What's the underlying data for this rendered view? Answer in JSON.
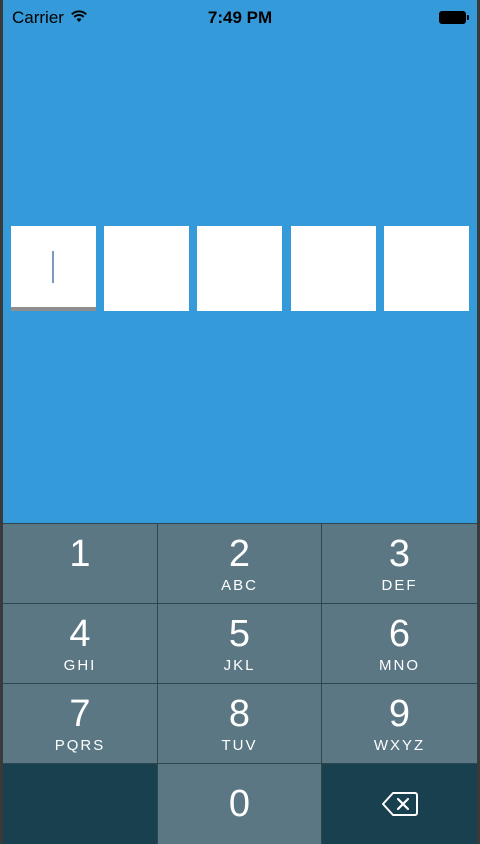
{
  "status": {
    "carrier": "Carrier",
    "time": "7:49 PM",
    "wifi_icon": "wifi-icon",
    "battery_icon": "battery-icon"
  },
  "code_input": {
    "boxes": [
      "",
      "",
      "",
      "",
      ""
    ],
    "active_index": 0
  },
  "keypad": {
    "keys": [
      {
        "digit": "1",
        "letters": ""
      },
      {
        "digit": "2",
        "letters": "ABC"
      },
      {
        "digit": "3",
        "letters": "DEF"
      },
      {
        "digit": "4",
        "letters": "GHI"
      },
      {
        "digit": "5",
        "letters": "JKL"
      },
      {
        "digit": "6",
        "letters": "MNO"
      },
      {
        "digit": "7",
        "letters": "PQRS"
      },
      {
        "digit": "8",
        "letters": "TUV"
      },
      {
        "digit": "9",
        "letters": "WXYZ"
      },
      {
        "digit": "0",
        "letters": ""
      }
    ],
    "delete_icon": "backspace-icon"
  },
  "colors": {
    "background": "#359ad9",
    "key": "#5a7783",
    "key_dark": "#18404f"
  }
}
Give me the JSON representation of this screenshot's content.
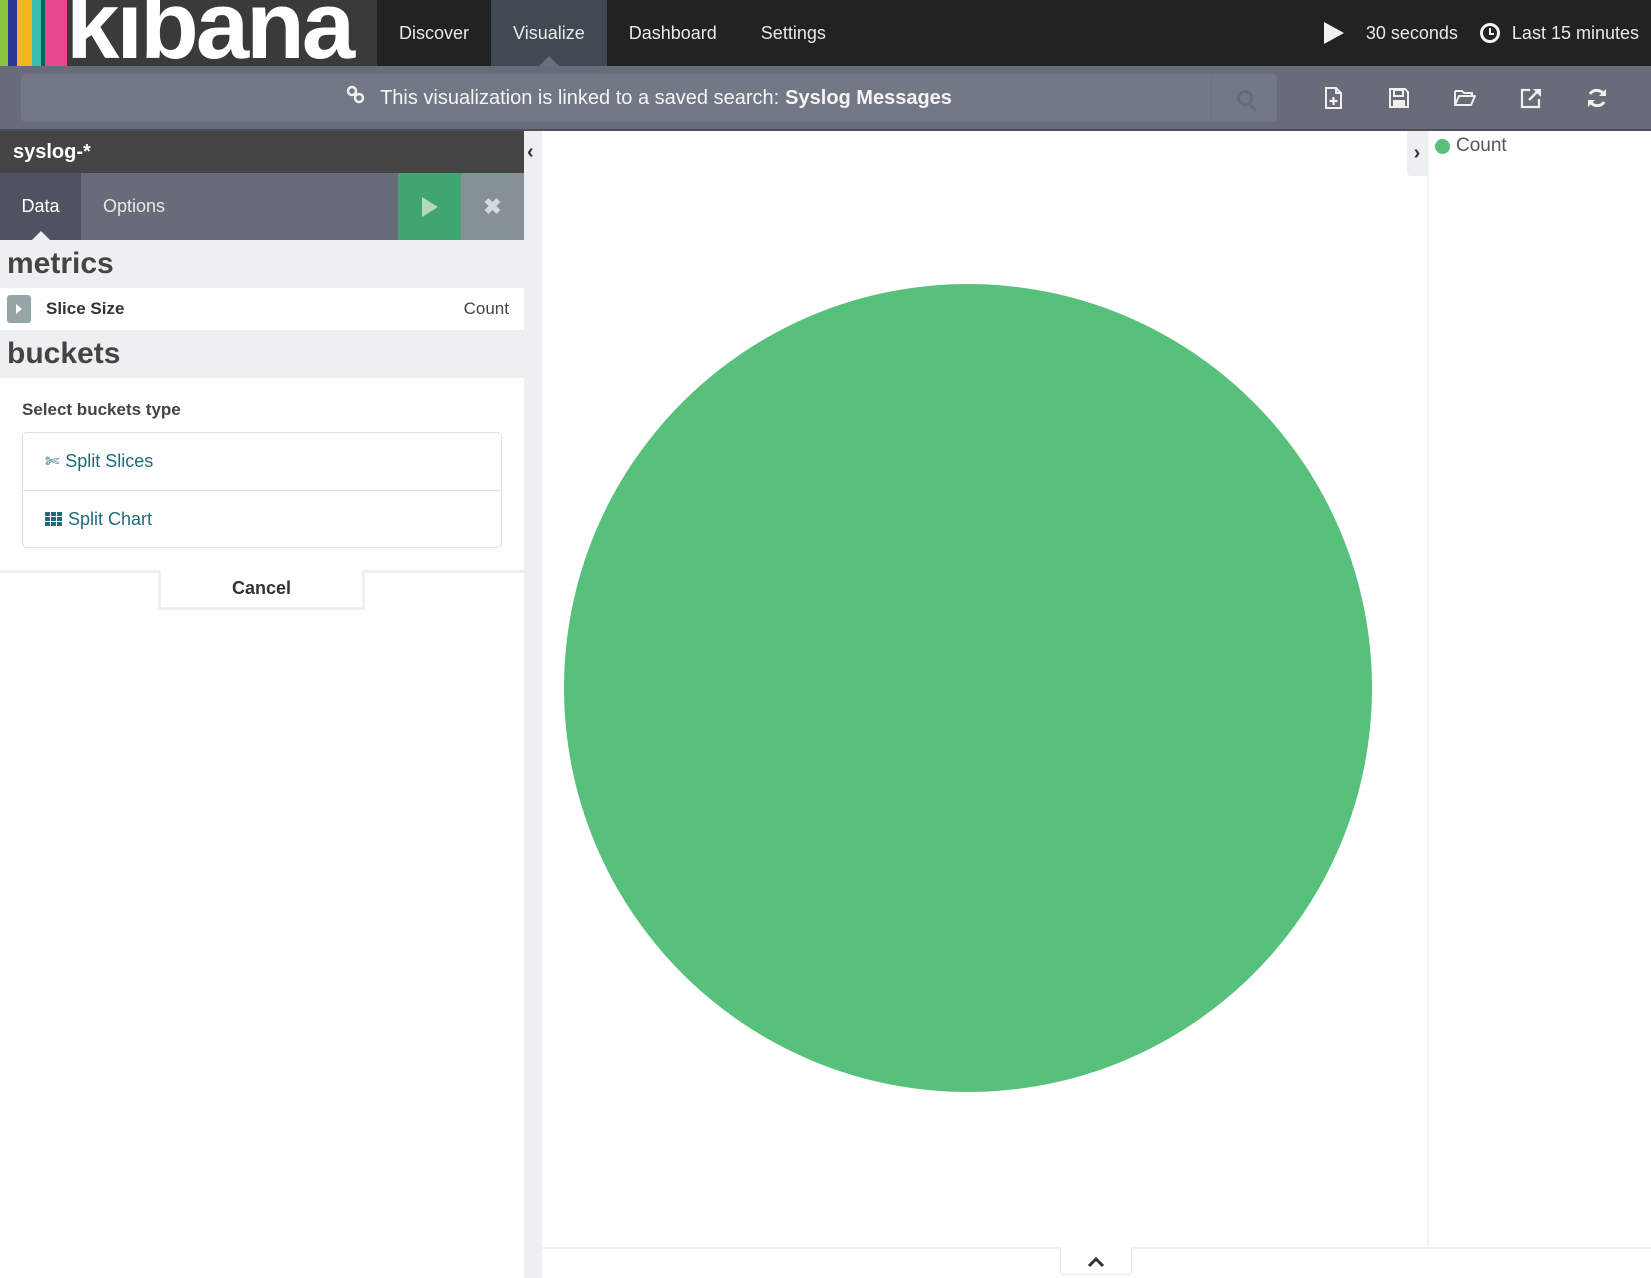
{
  "app": {
    "logo_text": "kibana",
    "logo_bar_colors": [
      "#8cc63f",
      "#2b3990",
      "#f4b71c",
      "#3ebeb0",
      "#00665e",
      "#e8488b"
    ]
  },
  "nav": {
    "links": [
      {
        "label": "Discover",
        "active": false
      },
      {
        "label": "Visualize",
        "active": true
      },
      {
        "label": "Dashboard",
        "active": false
      },
      {
        "label": "Settings",
        "active": false
      }
    ],
    "refresh_interval": "30 seconds",
    "time_range": "Last 15 minutes",
    "refresh_icon": "play-icon",
    "time_icon": "clock-icon"
  },
  "searchbar": {
    "linked_text": "This visualization is linked to a saved search:",
    "saved_search_name": "Syslog Messages",
    "link_icon": "chain-link-icon",
    "search_icon": "magnifier-icon"
  },
  "toolbar": {
    "icons": [
      "new-visualization-icon",
      "save-icon",
      "open-icon",
      "share-icon",
      "refresh-icon"
    ]
  },
  "sidebar": {
    "index_pattern": "syslog-*",
    "tabs": [
      {
        "label": "Data",
        "active": true
      },
      {
        "label": "Options",
        "active": false
      }
    ],
    "apply_icon": "play-icon",
    "discard_icon": "close-icon",
    "discard_glyph": "✖",
    "metrics_title": "metrics",
    "metric": {
      "name": "Slice Size",
      "aggregation": "Count"
    },
    "buckets_title": "buckets",
    "buckets_prompt": "Select buckets type",
    "bucket_options": [
      {
        "label": "Split Slices",
        "icon": "scissors-icon",
        "glyph": "✄"
      },
      {
        "label": "Split Chart",
        "icon": "grid-icon"
      }
    ],
    "cancel_label": "Cancel",
    "collapse_glyph": "‹"
  },
  "legend": {
    "toggle_glyph": "›",
    "items": [
      {
        "label": "Count",
        "color": "#57c17b"
      }
    ]
  },
  "spy": {
    "toggle_glyph": "^"
  },
  "chart_data": {
    "type": "pie",
    "title": "",
    "slices": [
      {
        "label": "Count",
        "value": 1,
        "fraction": 1.0,
        "color": "#57c17b"
      }
    ],
    "legend": "right"
  }
}
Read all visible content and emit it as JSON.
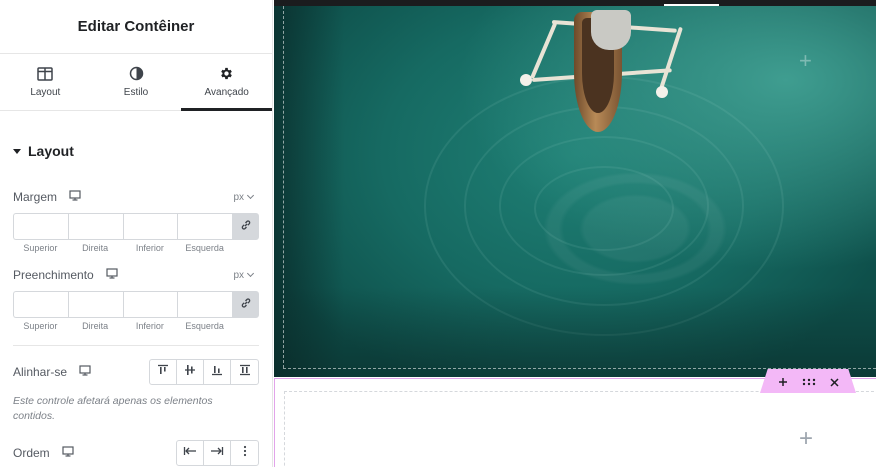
{
  "panel": {
    "title": "Editar Contêiner",
    "tabs": [
      {
        "label": "Layout",
        "icon": "layout-icon"
      },
      {
        "label": "Estilo",
        "icon": "half-circle-icon"
      },
      {
        "label": "Avançado",
        "icon": "gear-icon",
        "active": true
      }
    ],
    "section": {
      "title": "Layout",
      "margin": {
        "label": "Margem",
        "unit": "px",
        "sides": [
          "Superior",
          "Direita",
          "Inferior",
          "Esquerda"
        ],
        "values": [
          "",
          "",
          "",
          ""
        ]
      },
      "padding": {
        "label": "Preenchimento",
        "unit": "px",
        "sides": [
          "Superior",
          "Direita",
          "Inferior",
          "Esquerda"
        ],
        "values": [
          "",
          "",
          "",
          ""
        ]
      },
      "align_self": {
        "label": "Alinhar-se",
        "help": "Este controle afetará apenas os elementos contidos."
      },
      "order": {
        "label": "Ordem"
      }
    }
  },
  "canvas": {
    "handle_icons": [
      "plus-icon",
      "drag-icon",
      "close-icon"
    ]
  },
  "colors": {
    "accent_handle": "#f3b8f7",
    "container_outline": "#e2a4ea",
    "text_dark": "#1f2124"
  }
}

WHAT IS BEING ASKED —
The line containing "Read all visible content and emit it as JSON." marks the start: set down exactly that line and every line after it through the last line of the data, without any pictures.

SOLUTION FOR THIS EXERCISE —
Read all visible content and emit it as JSON.
{
  "panel": {
    "title": "Editar Contêiner",
    "tabs": [
      {
        "label": "Layout",
        "icon": "layout-icon"
      },
      {
        "label": "Estilo",
        "icon": "half-circle-icon"
      },
      {
        "label": "Avançado",
        "icon": "gear-icon",
        "active": true
      }
    ],
    "section": {
      "title": "Layout",
      "margin": {
        "label": "Margem",
        "unit": "px",
        "sides": [
          "Superior",
          "Direita",
          "Inferior",
          "Esquerda"
        ],
        "values": [
          "",
          "",
          "",
          ""
        ]
      },
      "padding": {
        "label": "Preenchimento",
        "unit": "px",
        "sides": [
          "Superior",
          "Direita",
          "Inferior",
          "Esquerda"
        ],
        "values": [
          "",
          "",
          "",
          ""
        ]
      },
      "align_self": {
        "label": "Alinhar-se",
        "help": "Este controle afetará apenas os elementos contidos."
      },
      "order": {
        "label": "Ordem"
      }
    }
  },
  "canvas": {
    "handle_icons": [
      "plus-icon",
      "drag-icon",
      "close-icon"
    ]
  },
  "colors": {
    "accent_handle": "#f3b8f7",
    "container_outline": "#e2a4ea",
    "text_dark": "#1f2124"
  }
}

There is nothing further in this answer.